Reducing slime

One of the biggest drawbacks of okra for many people is that the seed pods can have a rather slimy or gooey texture when cooked. This may be unpleasant for some and can certainly throw off unwitting palates. For some people, this mucilage is one of okra’s more desirable characteristics, but a lot of people would prefer to eat it without the slime. To reduce its slimy texture, you can cook it alongside acidic ingredients such as tomatoes, lemon, or vinegar. 

Cooking it quickly (as in grilling and deep-frying) can also help in bringing down the slime. Okra’s slime may not be the best texture on its own, but it does have its own unique uses. In fact, this characteristic slime makes it a key ingredient in many soups, stews, and sauces. A notable example of this is gumbo, a favorite dish in the Southern US. Heating it for a longer period of time makes the mucilage more viscous, giving the sauce a thicker texture.

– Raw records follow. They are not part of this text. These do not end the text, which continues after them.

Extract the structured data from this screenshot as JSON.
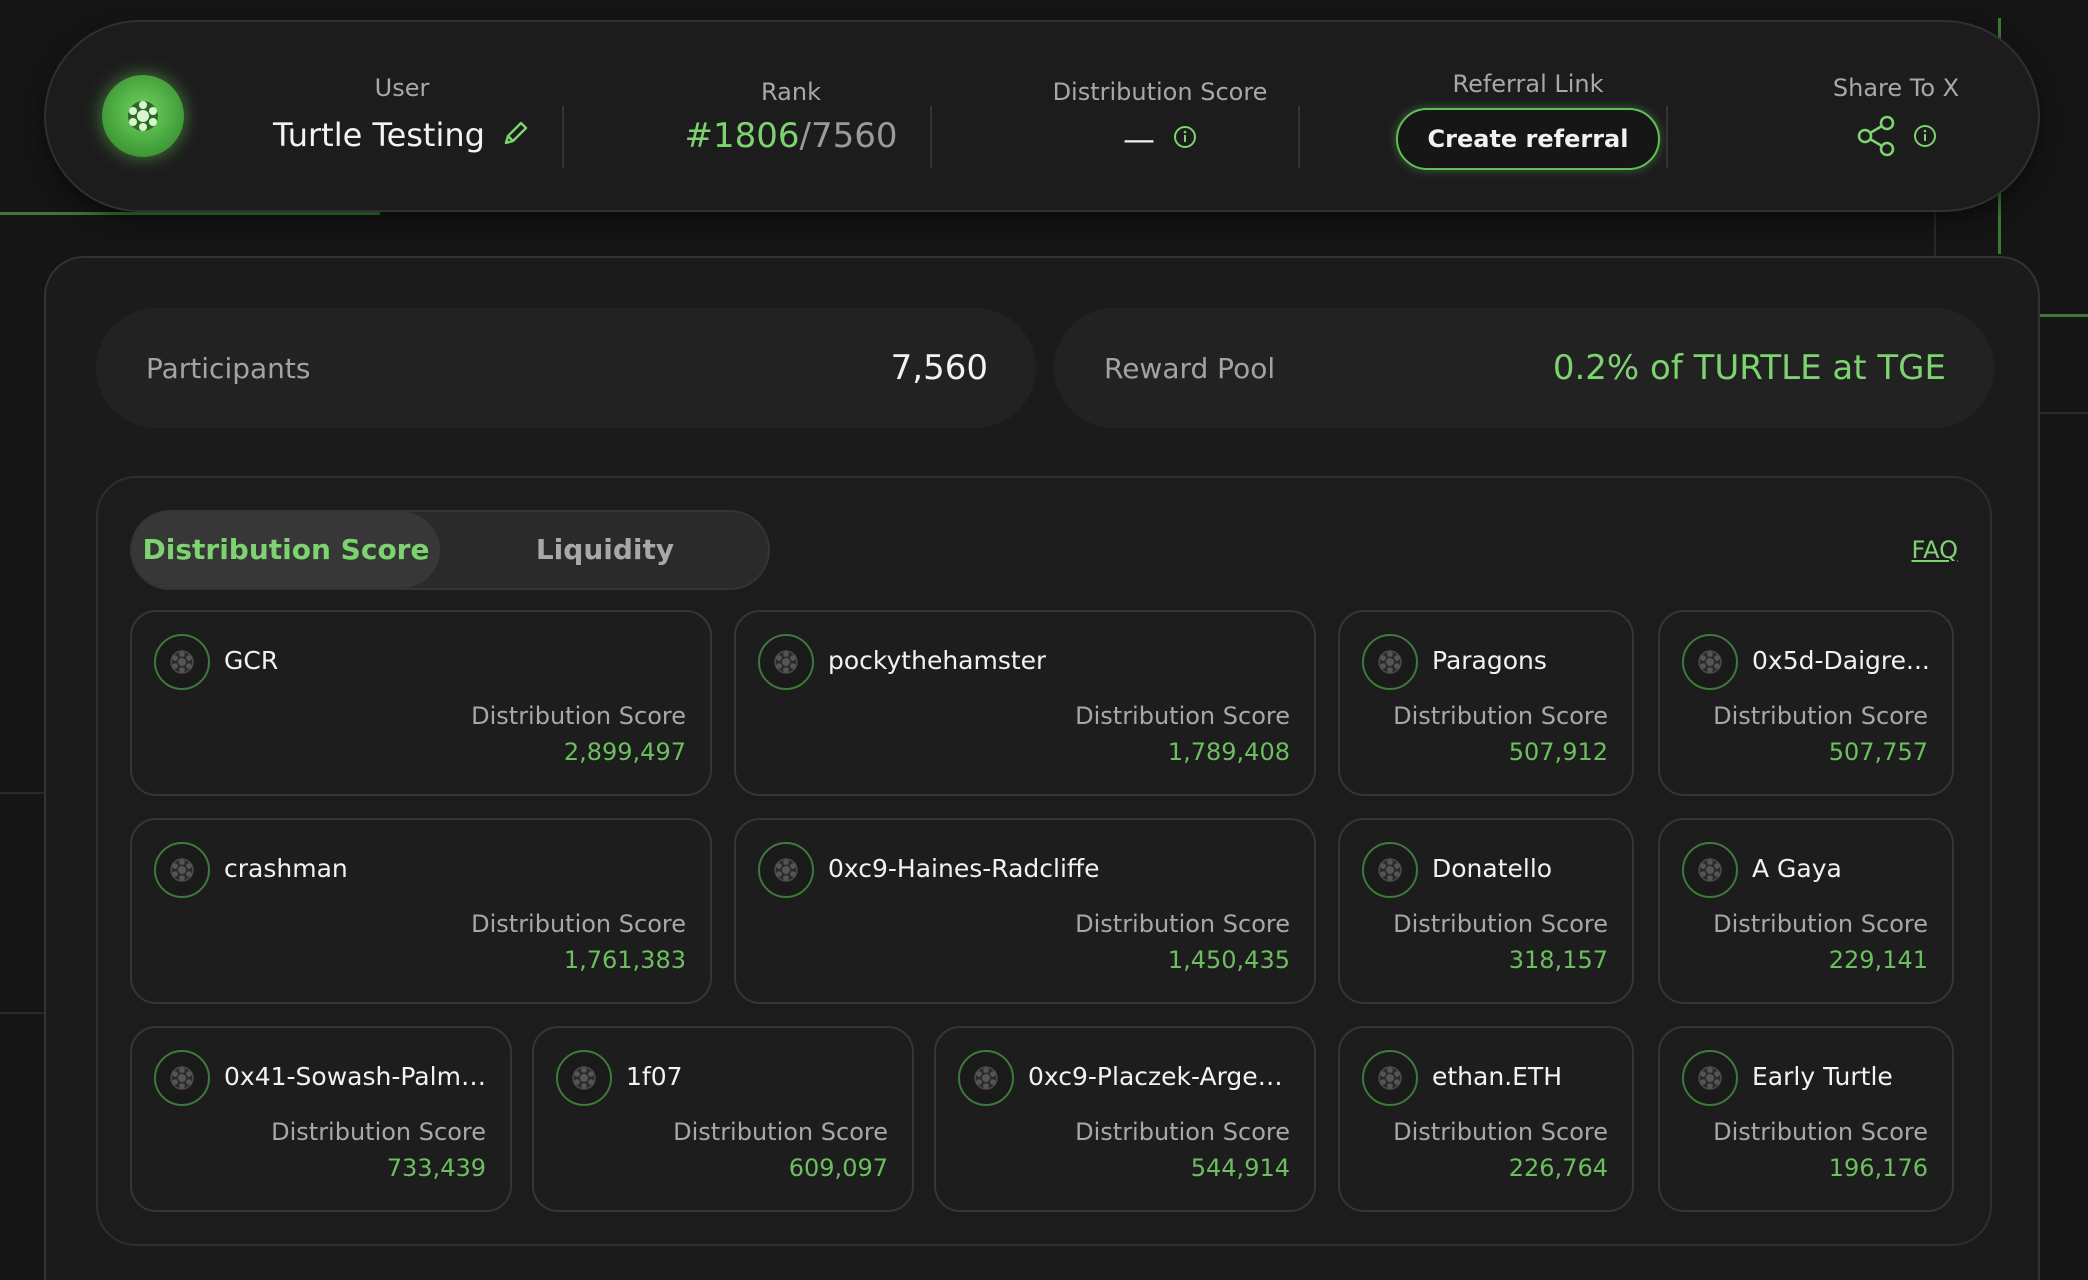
{
  "header": {
    "user_label": "User",
    "user_name": "Turtle Testing",
    "rank_label": "Rank",
    "rank_current": "#1806",
    "rank_separator": "/",
    "rank_total": "7560",
    "dist_label": "Distribution Score",
    "dist_value": "—",
    "referral_label": "Referral Link",
    "referral_button": "Create referral",
    "share_label": "Share To X"
  },
  "stats": {
    "participants_label": "Participants",
    "participants_value": "7,560",
    "reward_label": "Reward Pool",
    "reward_value": "0.2% of TURTLE at TGE"
  },
  "tabs": {
    "active": "Distribution Score",
    "inactive": "Liquidity"
  },
  "faq_label": "FAQ",
  "score_label": "Distribution Score",
  "cards": [
    {
      "name": "GCR",
      "score": "2,899,497"
    },
    {
      "name": "pockythehamster",
      "score": "1,789,408"
    },
    {
      "name": "Paragons",
      "score": "507,912"
    },
    {
      "name": "0x5d-Daigre...",
      "score": "507,757"
    },
    {
      "name": "crashman",
      "score": "1,761,383"
    },
    {
      "name": "0xc9-Haines-Radcliffe",
      "score": "1,450,435"
    },
    {
      "name": "Donatello",
      "score": "318,157"
    },
    {
      "name": "A Gaya",
      "score": "229,141"
    },
    {
      "name": "0x41-Sowash-Palmo...",
      "score": "733,439"
    },
    {
      "name": "1f07",
      "score": "609,097"
    },
    {
      "name": "0xc9-Placzek-Argen...",
      "score": "544,914"
    },
    {
      "name": "ethan.ETH",
      "score": "226,764"
    },
    {
      "name": "Early Turtle",
      "score": "196,176"
    }
  ],
  "colors": {
    "accent": "#7dd36f",
    "background": "#151515",
    "panel": "#1b1b1b"
  },
  "icons": [
    "turtle-logo-icon",
    "pencil-icon",
    "info-icon",
    "share-icon",
    "turtle-avatar-icon"
  ]
}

Health partner

Despite being low on calories, okra is a rich source of vitamins and minerals. It’s high in vitamin C and vitamin K, which can help protect the body against scurvy, immune deficiencies, and uncontrolled bleeding. Just 100 grams of okra can meet 28 percent of the Daily Value for vitamin C and 30 percent for vitamin K. It’s also a great source of magnesium, potassium, and manganese.

Rich in antioxidants

Antioxidants can neutralize free radicals and stop them from damaging our cells. The human body can make its own antioxidants, but diet can also play a significant role in getting these important compounds. Another great aspect of okra is that it is a rich source of flavonoids and isoquercetin, which are antioxidant compounds. This means that this slimy yet helpful food item can help protect against the cell damage that free radicals can cause.

Blood sugar level

Scientists found that some compounds in okra can help in the management of blood sugar levels. Through these compounds, it can help slow down the absorption of glucose by the intestines. By so doing, okra can aid in lowering blood sugar levels.

Wastewater treatment

Okra’s slime can help treat wastewater. Wastewater treatment facilities typically use flocculation to clean wastewater and prevent water pollution. In the process of flocculation, waste particles stick to one another into clumps or flocs. The clumps of waste material can then either float to the surface or sink underwater, which the treatment facilities can then filter out before releasing the water back to the rivers or the sea. Studies show that the slime of okra can help facilitate this process.

Biodegradable packaging

Okra’s characteristic slime can one day pave the way to biodegradable and sustainable food packaging. Films made out of the slime of okra have the potential to replace plastic food packaging. These biodegradable films are compact, low in solubility, and non-toxic.

Rich source of fiber 

Okra is rich in dietary fiber, which is helpful for easing digestion, promoting a healthy gut, and relieving constipation. People who are aiming for weight loss can also benefit from this type of fiber because it helps make people feel fuller after meals, reducing the need to eat more. 

Skin moisturizer 

Okra pods can also act as great topical moisturizers for your skin and hair. Boil okra first, until it’s soft and slimy. After letting it cool, you can then mash it and apply it on your skin and hair. This will help your skin and hair feel smoother and more refreshed. Additionally, it may also be effective against pimples and acne.